» **The problem**
Lines in the listing below that include the word "label" need to be copied.
________________________
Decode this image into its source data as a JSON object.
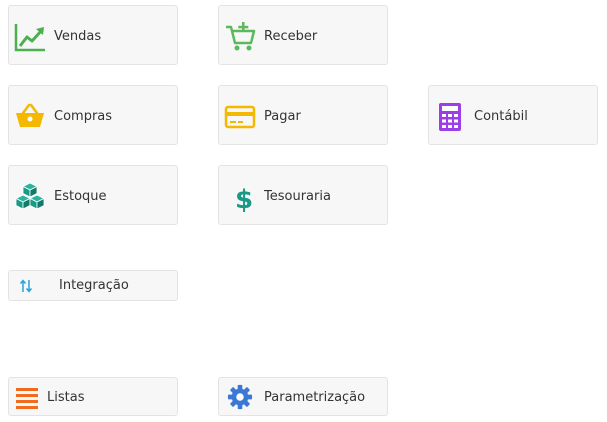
{
  "tiles": {
    "vendas": {
      "label": "Vendas",
      "icon": "chart-line-icon",
      "color": "#4caf50"
    },
    "receber": {
      "label": "Receber",
      "icon": "cart-plus-icon",
      "color": "#5cb85c"
    },
    "compras": {
      "label": "Compras",
      "icon": "basket-icon",
      "color": "#f5b800"
    },
    "pagar": {
      "label": "Pagar",
      "icon": "credit-card-icon",
      "color": "#f5b800"
    },
    "contabil": {
      "label": "Contábil",
      "icon": "calculator-icon",
      "color": "#9c3fe6"
    },
    "estoque": {
      "label": "Estoque",
      "icon": "cubes-icon",
      "color": "#1a9a86"
    },
    "tesouraria": {
      "label": "Tesouraria",
      "icon": "dollar-icon",
      "color": "#1a9a86"
    },
    "integracao": {
      "label": "Integração",
      "icon": "arrows-up-down-icon",
      "color": "#2aa3d8"
    },
    "listas": {
      "label": "Listas",
      "icon": "list-icon",
      "color": "#f26a1b"
    },
    "parametrizacao": {
      "label": "Parametrização",
      "icon": "gear-icon",
      "color": "#3a78d4"
    }
  }
}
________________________
» **Solution**
      "label": "Vendas",
      "label": "Receber",
      "label": "Compras",
      "label": "Pagar",
      "label": "Contábil",
      "label": "Estoque",
      "label": "Tesouraria",
      "label": "Integração",
      "label": "Listas",
      "label": "Parametrização",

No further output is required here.